Investors are becoming increasingly concerned about prospects for higher levels of both inflation and interest rates, resulting in the recent spate of volatility and a correction in equity prices (a 10% decline from its 52 week high). Major central banks, led by the Federal Reserve in the United States, have begun to take their collective foot off the gas with regard to the use of their balance sheets to support prices of securities in the capital markets. Investors are asking: how will the reduced buying by major central banks impact the demand for fixed income securities, interest rate levels and the shape of yield curves?
It might be helpful to start with a bit of a walk down memory lane. After the financial crisis of 2008, the four major global central banks (US, ECB, Japan, UK) engaged in significant quantitative easing (QE) by purchasing high-quality, fixed income securities on the open markets. The main goals of QE were to provide liquidity to the capital markets and maintain downward pressure on bond yields. In addition, central banks reduced their main lending rates and deposit rates. Starting in December 2008, the Federal Reserve began a series of QE programs that resulted in an increase in the Fed’s balance sheet from around $1 trillion to approximately $4.3 trillion today ($2.5 trillion in Treasuries and $1.8 trillion in MBS). In the case of the ECB, in June 2014 the bank cut its deposit rate below zero while continuing its open market purchases of securities. (Yep, institutions actually paid the bank to hold their money.) The end result of the past nine years of QE has been significant growth in central bank balance sheets and unfortunately, no progress from governments in dealing with their larger fiscal problems (Chart 1). Debt/GDP has grown to all-time highs in many developed countries and productivity has been well below long term averages (Chart 2).
Although the last 10 years have represented the slowest recovery from an economic downturn since World War II, GDP growth has been positive and employment has rebounded both here in the United States as well as in other large developed areas such as Japan and the Eurozone. 2017 was the first year since 2010 when advanced and emerging economies accelerated in tandem.

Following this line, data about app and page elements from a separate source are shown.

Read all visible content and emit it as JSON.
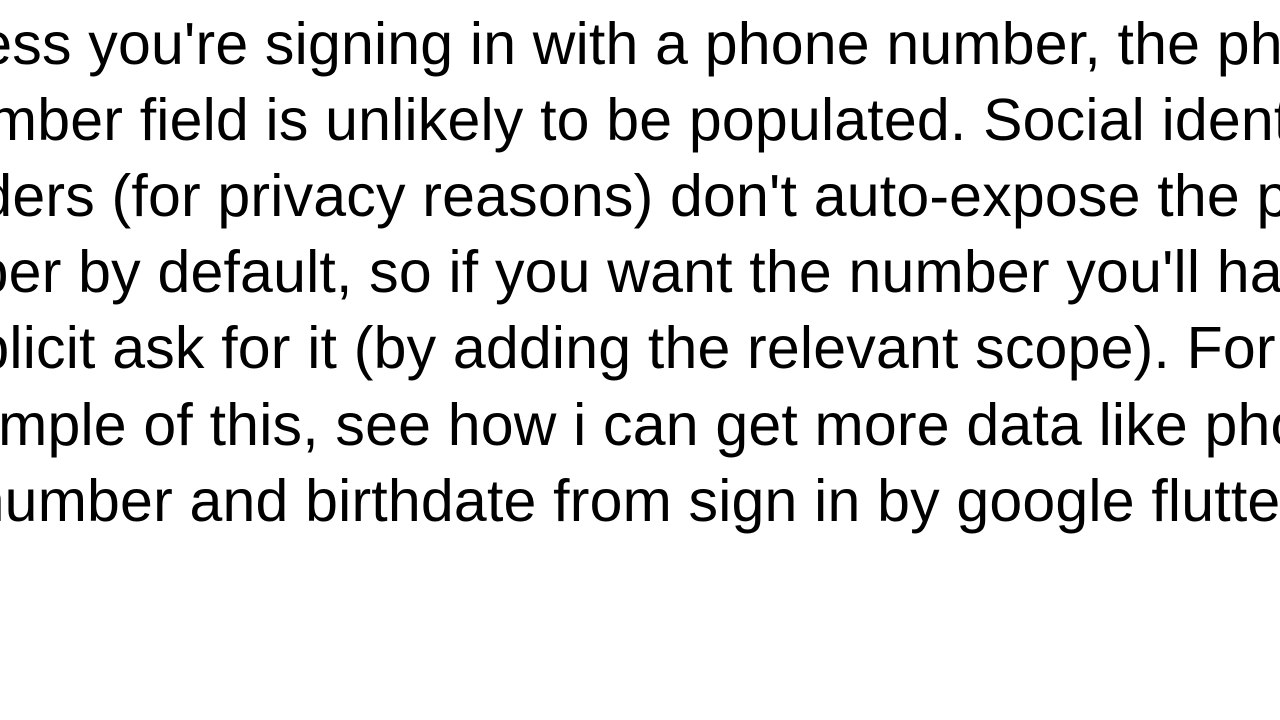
{
  "text": {
    "part1": "Unless you're signing in with a phone number, the phone number field is unlikely to be populated. Social identity providers (for privacy reasons) don't auto-expose the phone number by default, so if you want the number you'll have to explicit ask for it (by adding the relevant scope). For an example of this, see ",
    "link": "how i can get more data like phone number and birthdate from sign in by google flutter"
  }
}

The International Monetary Fund (IMF) estimates that the world’s seven largest economies each grew more than 1.5% in 2017. That is highly uncommon. In addition, none of the major economies went in to recession in 2017 and all 45 major economies tracked by the Organisation for Economic Co-operation and Development (OECD) were growing at the same time in 2017. That is the first time this has occurred since the financial crisis. Lastly, 85% of the world’s nations increased their exports last year, the highest on record. Global growth has surely hit a sweet spot here in early 2018. Ultra low interest rates have allowed borrowers of all types to finance their rebuilding, growth and financial engineering with virtually free money.
Much like we know trees do not grow to the sky, we also know all parties must come to an end. Starting in December 2015, the Fed began to slowly turn the party lights out with its first interest rate increase since the great recession. In June 2017, the Fed announced a plan to begin reducing the size of its balance sheet in a step up fashion over the next four years. The Fed has continued on this dual tightening path during 2017 and expectations are for 3 to 4 Federal Funds rate hikes this year, starting in March, and 2 rate hikes in 2019 (Chart 3).
Turning our attention outside the United States, the ECB is continuing its monthly purchases of €30 billion until the end of September and then is expected to end their QE program. (Maturing securities will be reinvested so no major balance sheet reduction.) Rate hikes are expected to begin in 2019. In the UK, despite the headwinds of Brexit, the BoE raised rates in November for first time in 10 years and have signaled more to come. The Bank of Japan remains the outlier with no plans at this time to reduce the size of its balance sheet. (Actually the growth of the BoJ balance sheet in 2018 is expected to be almost entirely offset by reduction of the Fed’s balance sheet.) The cumulative impact of the end of global QE is expected to be that asset purchases by the four major central banks will shrink by more than 70% by the end of 2018 to around $50 billion/month after peaking at $182 billion/month in March 2017. The Fed balance sheet alone is expected to shrink to $2.5 trillion by 2021 (Chart 4). For the past 9 years, Central Banks have been the central support system for markets and economies. We are now in a period of transition back to letting other players – namely individuals, companies and governments–shape the path of the economy and markets.
- Of the four major central banks, only the Fed is expected to shrink its balance sheet in 2018.
- Global central banks are expected to continue to provide support for risk assets in 2018 but less than in 2017.
- Major central banks will continue to be measured with regards to raising rates.
- With “normalization” of interest rates comes normalization of market volatility which has been suppressed by QE for many years.
- Although central bank balance sheet reductions could create upwards pressure on spreads, we believe demand from other buying bases like banks and institutional investors will mitigate these spread pressures.
- US yield curve should move somewhat higher and continue to flatten from the front-end. Base case projections of 3.25 to 3.50% on UST 10-year bond for year-end 2018.
- New leadership at Federal Reserve is expected to continue to remove policy accommodation at a measured pace consistent with the Yellen era.